2. Accept the situation, educate the obese. Words have a powerful impact on a person, until the time the person introspects within them and tries to understand who they really are. This would involve informing the obese that the world has always been like that and it will forever be. The world is not in my hands. What is in my hands the way I behave and react to it. Let me not react to what they say and let me find out who I really am. Meditation may help in this regard. However, until the time the majority is on the other side, educating just the obese is not going to do anything significant.
3. Accept the obese, educate the rest. Words do have a powerful impact on us. This text is for you and me and everyone else who does not face this challenge of obesity on a daily basis. I may not be obese, but every time I am giving words to someone that disturbs their Equilibrium, am I doing any good to my own self? Why to unnecessarily make fun of someone over something that was not in their control from the first instance. I’m sure they must already have tried a lot to take themselves out of it. If at all, provide help in any way possible, if not by words then by mere presence of yours in a non-judgmental way. Look as equal, as if there was nothing to comment on and feel and judge about from the first instance. Understand that someone’s life situation is not for my humor and amusement.
This is a long shot because of the sheer numbers, however it still makes sense to inform and educate the rest much more than anything else.
In the world of big, bigger and biggest beers, burgers and pizzas, gaining weight is easy. Losing takes a lot of effort and determination and a lot of time, at times even years. Taking that kind of effort over a prolonged period of time requires motivation, that too from outside especially at times when the self is lost.

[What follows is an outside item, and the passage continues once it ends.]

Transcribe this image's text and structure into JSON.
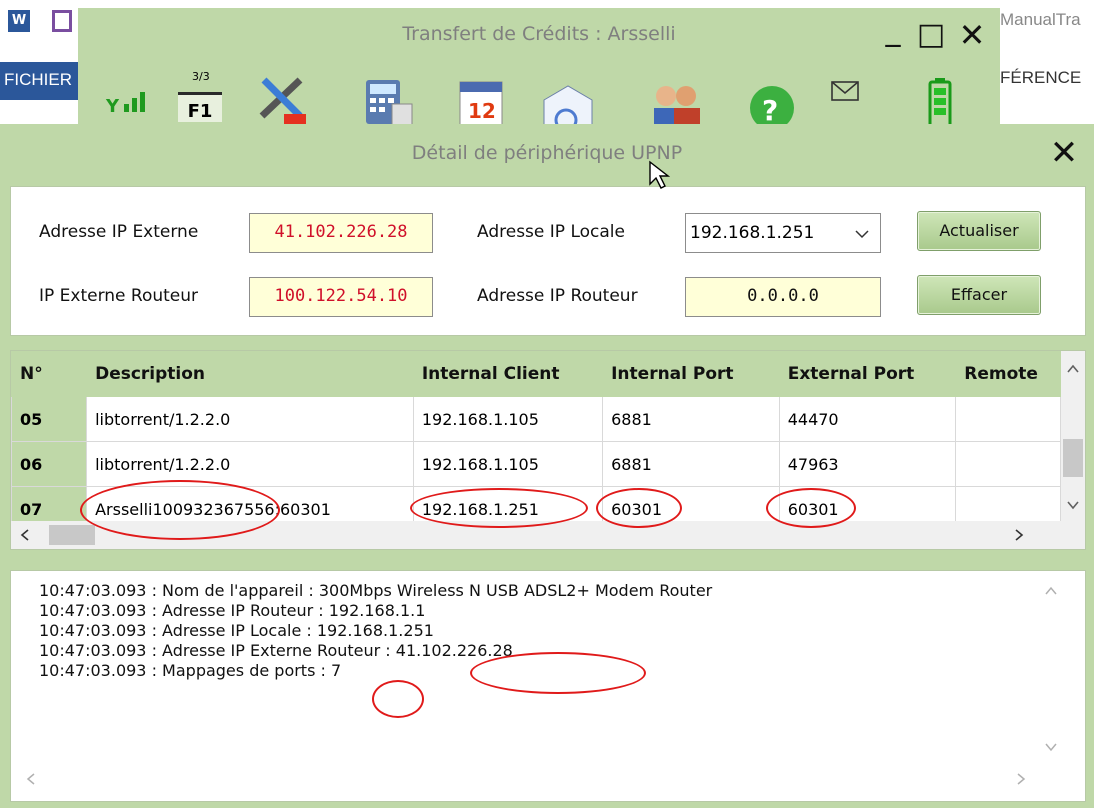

This reflects the importance of people in life. One motivates the other and vice versa.
Obesity, for whatever reason it may be caused, is not something that is to be frowned upon. It is true that slim looks better and more appealing to the eye. There is a reason why marketers have size zero and six packs models in their campaigns. If such is the case, if we really want to take ourselves to a slimmer and a thinner world, let us first accept ourselves the way we are and then create an environment where each one of us helps the other and gets the opportunity to elevate ourselves to a higher state of existence. Until then, let’s not disturb anybody’s Equilibrium unnecessarily.